Andrew Shaw of the Montreal Canadiens battles for the puck with Filip Hronek of the Detroit Red Wings during the first period at Little Caesars Arena on Feb. 26, 2019, in Detroit.
Gregory Shamus /

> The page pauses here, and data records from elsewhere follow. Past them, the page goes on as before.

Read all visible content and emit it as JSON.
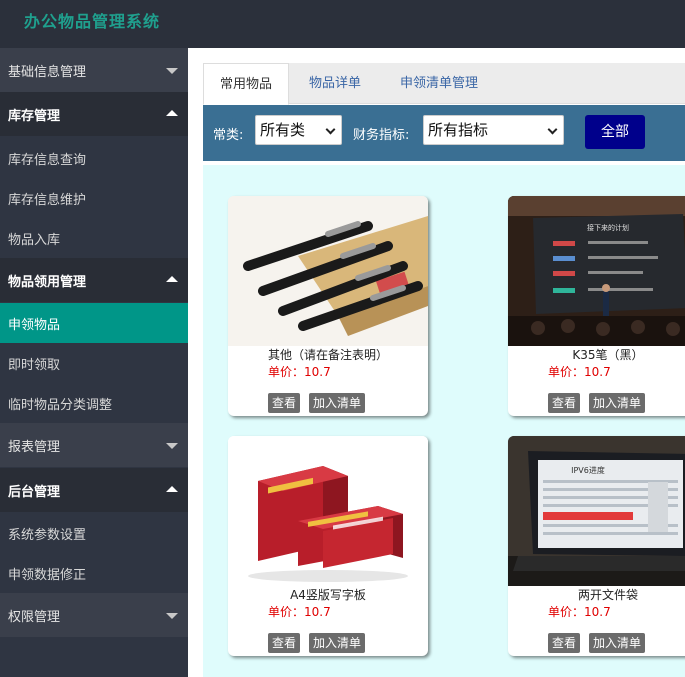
{
  "app": {
    "title": "办公物品管理系统"
  },
  "sidebar": {
    "items": [
      {
        "label": "基础信息管理"
      },
      {
        "label": "库存管理"
      },
      {
        "label": "库存信息查询"
      },
      {
        "label": "库存信息维护"
      },
      {
        "label": "物品入库"
      },
      {
        "label": "物品领用管理"
      },
      {
        "label": "申领物品"
      },
      {
        "label": "即时领取"
      },
      {
        "label": "临时物品分类调整"
      },
      {
        "label": "报表管理"
      },
      {
        "label": "后台管理"
      },
      {
        "label": "系统参数设置"
      },
      {
        "label": "申领数据修正"
      },
      {
        "label": "权限管理"
      }
    ]
  },
  "tabs": [
    {
      "label": "常用物品"
    },
    {
      "label": "物品详单"
    },
    {
      "label": "申领清单管理"
    }
  ],
  "filters": {
    "category_label": "常类:",
    "category_value": "所有类",
    "finance_label": "财务指标:",
    "finance_value": "所有指标",
    "all_button": "全部"
  },
  "products": [
    {
      "name": "其他（请在备注表明）",
      "price": "单价：10.7",
      "view": "查看",
      "add": "加入清单"
    },
    {
      "name": "K35笔（黑）",
      "price": "单价：10.7",
      "view": "查看",
      "add": "加入清单"
    },
    {
      "name": "A4竖版写字板",
      "price": "单价：10.7",
      "view": "查看",
      "add": "加入清单"
    },
    {
      "name": "两开文件袋",
      "price": "单价：10.7",
      "view": "查看",
      "add": "加入清单"
    }
  ],
  "images": {
    "slide_title": "接下来的计划",
    "laptop_title": "IPV6进度"
  },
  "colors": {
    "accent": "#009688",
    "title": "#1fa08e",
    "filter_bar": "#3a6f93",
    "all_button": "#00008b",
    "price": "#e00000"
  }
}
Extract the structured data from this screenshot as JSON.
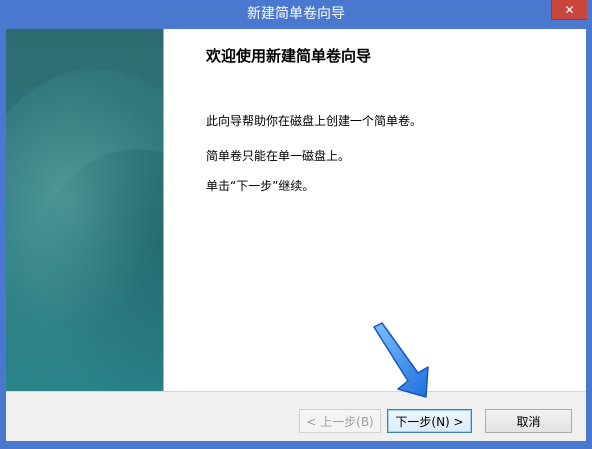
{
  "window": {
    "title": "新建简单卷向导"
  },
  "titlebar": {
    "close_glyph": "✕"
  },
  "wizard": {
    "heading": "欢迎使用新建简单卷向导",
    "paragraphs": [
      "此向导帮助你在磁盘上创建一个简单卷。",
      "简单卷只能在单一磁盘上。",
      "单击“下一步”继续。"
    ]
  },
  "buttons": {
    "back_label": "< 上一步(B)",
    "next_label": "下一步(N) >",
    "cancel_label": "取消"
  },
  "colors": {
    "titlebar": "#4a78cf",
    "close_button": "#c8463d",
    "side_panel": "#2f777a",
    "pointer_arrow": "#2f86f0"
  },
  "icons": {
    "close": "close-icon",
    "pointer": "arrow-pointer-icon"
  }
}
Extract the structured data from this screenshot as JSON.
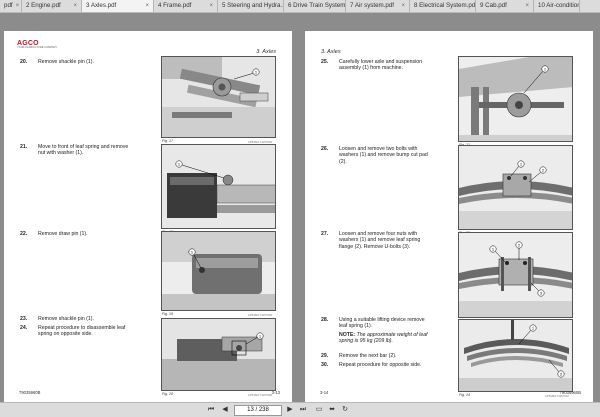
{
  "tabs": [
    {
      "label": "pdf"
    },
    {
      "label": "2 Engine.pdf"
    },
    {
      "label": "3 Axles.pdf"
    },
    {
      "label": "4 Frame.pdf"
    },
    {
      "label": "5 Steering and Hydra..."
    },
    {
      "label": "6 Drive Train System..."
    },
    {
      "label": "7 Air system.pdf"
    },
    {
      "label": "8 Electrical System.pdf"
    },
    {
      "label": "9 Cab.pdf"
    },
    {
      "label": "10 Air-condition"
    }
  ],
  "left_page": {
    "logo": "AGCO",
    "logo_sub": "YOUR AGRICULTURE COMPANY",
    "section": "3. Axles",
    "steps": [
      {
        "num": "20.",
        "text": "Remove shackle pin (1)."
      },
      {
        "num": "21.",
        "text": "Move to front of leaf spring and remove nut with washer (1)."
      },
      {
        "num": "22.",
        "text": "Remove draw pin (1)."
      },
      {
        "num": "23.",
        "text": "Remove shackle pin (1)."
      },
      {
        "num": "24.",
        "text": "Repeat procedure to disassemble leaf spring on opposite side."
      }
    ],
    "figures": [
      {
        "caption": "Fig. 17",
        "code": "AP5460173157903"
      },
      {
        "caption": "Fig. 18",
        "code": "AP5460173157904"
      },
      {
        "caption": "Fig. 19",
        "code": "AP5460173157905"
      },
      {
        "caption": "Fig. 20",
        "code": "AP5460173157906"
      }
    ],
    "footer_left": "79035960B",
    "footer_right": "3-13"
  },
  "right_page": {
    "section": "3. Axles",
    "steps": [
      {
        "num": "25.",
        "text": "Carefully lower axle and suspension assembly (1) from machine."
      },
      {
        "num": "26.",
        "text": "Loosen and remove two bolts with washers (1) and remove bump cut pad (2)."
      },
      {
        "num": "27.",
        "text": "Loosen and remove four nuts with washers (1) and remove leaf spring flange (2). Remove U-bolts (3)."
      },
      {
        "num": "28.",
        "text": "Using a suitable lifting device remove leaf spring (1)."
      },
      {
        "num": "29.",
        "text": "Remove the next bar (2)."
      },
      {
        "num": "30.",
        "text": "Repeat procedure for opposite side."
      }
    ],
    "note_label": "NOTE:",
    "note_text": "The approximate weight of leaf spring is 95 kg (209 lb).",
    "figures": [
      {
        "caption": "Fig. 21",
        "code": "AP5460173157907"
      },
      {
        "caption": "Fig. 22",
        "code": "AP5460173157908"
      },
      {
        "caption": "Fig. 23",
        "code": "AP5460173157909"
      },
      {
        "caption": "Fig. 24",
        "code": "AP5460173157910"
      }
    ],
    "footer_left": "3-14",
    "footer_right": "79035960B"
  },
  "statusbar": {
    "page_indicator": "13 / 238",
    "icons": [
      "first-page-icon",
      "previous-page-icon",
      "next-page-icon",
      "last-page-icon",
      "fit-page-icon",
      "fit-width-icon",
      "rotate-icon"
    ]
  },
  "colors": {
    "brand": "#c8102e",
    "page_bg": "#ffffff",
    "viewer_bg": "#8c8c8c",
    "callout": "#ffffff"
  }
}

There are a few things that Shaw has always done well. He frustrates opponents, creates havoc in the opposing crease and is a never-ending source of energy and hard work for his team. But this season, we’re seeing Shaw change the narrative from being a talented pest to being a reliable point producer, as well as a stalwart defensive presence.He’s also done a good job channelling his energy to the right areas. Instead of getting thrown out of a game, he’s more likely to chase a goaltender from one this season.He still brings a surplus of energy to any line he plays on, but he’s made a habit of scoring goals at a much higher rate than his career average. Shaw has also provided more primary assists. The result is a player who is producing almost three times more points in relation to his ice time than he did last season.Why has he enjoyed such a significant jump in production? The first clue lies within his shooting percentage, which is roughly five per cent higher this season than his career average. And though that means he’s not likely to repeat such a high goal-scoring rate next season, it does not mean he’ll stop scoring any time soon. A regression to the mean is almost always unavoidable in the NHL, but there’s no guarantee on the time frame in which it will happen. Plenty of players have finished a season with a much higher shooting percentage than they’ve had in previous years.The second clue comes from Shaw’s playing style, which is a combination of fearlessness, work ethic and an underrated skill set.Shaw doesn’t take a shift off — he doesn’t even take part of a shift off. And while we can’t measure the actual effort output from individual players, we can certainly measure the results. In Shaw’s case, the results have been incredible. During his shifts this season, the Canadiens have scored almost 64 per cent of the goals and, more impressively, more than 69 per cent of the high-danger goals.The other boon Shaw provides to the team is that he tends to make a significant positive impact on his linemates, no matter where he’s slotted in the lineup, which speaks to his versatility.We’ve already explored Shaw’s impact when playing with Jonathan Drouin and Max Domi. Since then, it’s been abundantly clear that Shaw has become a very useful tool for head coach Claude Julien when a line is in need of a kickstart, as was the case against the Red Wings on Tuesday.Pro-rated to 82 games, Shaw is on pace for a 60-point season and — despite missing a fair amount of time with an injury — he is still on pace to smash his previous career highs. He’s also a key part of the very important depth the Canadiens rely upon to frustrate opposing coaches as they attempt to formulate a game plan to stop three lines that are capable of scoring.In a season that has featured Tomas Tatar’s return to form, Max Domi’s offensive surge, Jonathan Drouin’s uptick in production, Jesperi Kotkaniemi’s fantastic rookie campaign, Jeff Petry’s reliable scoring, Carey Price’s great play and so many other interesting storylines, Shaw’s play has gone largely unnoticed.But even if he hadn’t scored a hat-trick in the most recent game, he’d still be worthy of praise because of his consistently high level of play. And I suspect his teammates wouldn’t hesitate to agree with that notion.Marc Dumont is an analyst and editor for The Athletic Montreal.(All statistics are via Natural Stat Trick and 5-on-5 unless otherwise specified.)Related